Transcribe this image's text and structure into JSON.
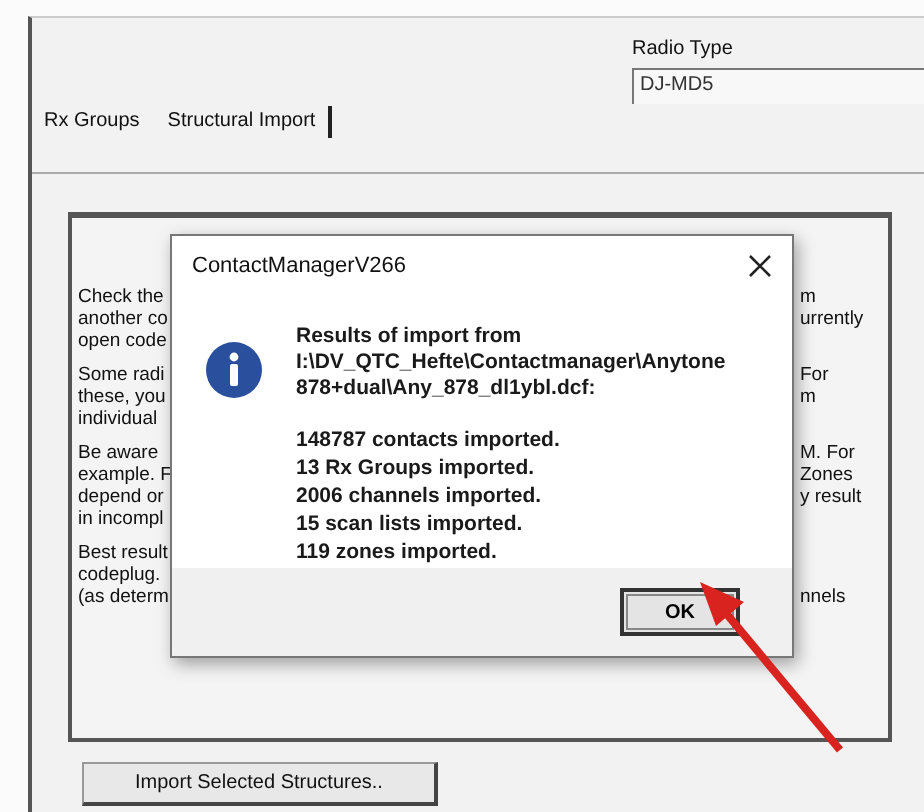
{
  "tabs": [
    {
      "label": "Rx Groups",
      "selected": false
    },
    {
      "label": "Structural Import",
      "selected": true
    }
  ],
  "radio_type": {
    "label": "Radio Type",
    "value": "DJ-MD5"
  },
  "paragraphs": [
    {
      "lines": [
        {
          "left": "Check the",
          "right": "m"
        },
        {
          "left": "another co",
          "right": "urrently"
        },
        {
          "left": "open code"
        }
      ]
    },
    {
      "lines": [
        {
          "left": "Some radi",
          "right": "For"
        },
        {
          "left": "these, you",
          "right": "m"
        },
        {
          "left": "individual"
        }
      ]
    },
    {
      "lines": [
        {
          "left": "Be aware",
          "right": "M. For"
        },
        {
          "left": "example. F",
          "right": "Zones"
        },
        {
          "left": "depend or",
          "right": "y result"
        },
        {
          "left": "in incompl"
        }
      ]
    },
    {
      "lines": [
        {
          "left": "Best result"
        },
        {
          "left": "codeplug."
        },
        {
          "left": "(as determ",
          "right": "nnels"
        }
      ]
    }
  ],
  "import_button": "Import Selected Structures..",
  "dialog": {
    "title": "ContactManagerV266",
    "message": [
      "Results of import from",
      "I:\\DV_QTC_Hefte\\Contactmanager\\Anytone",
      "878+dual\\Any_878_dl1ybl.dcf:"
    ],
    "results": [
      "148787 contacts imported.",
      "13 Rx Groups imported.",
      "2006 channels imported.",
      "15 scan lists imported.",
      "119 zones imported."
    ],
    "ok_button": "OK"
  }
}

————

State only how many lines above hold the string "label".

REPLY TO THE TASK »
3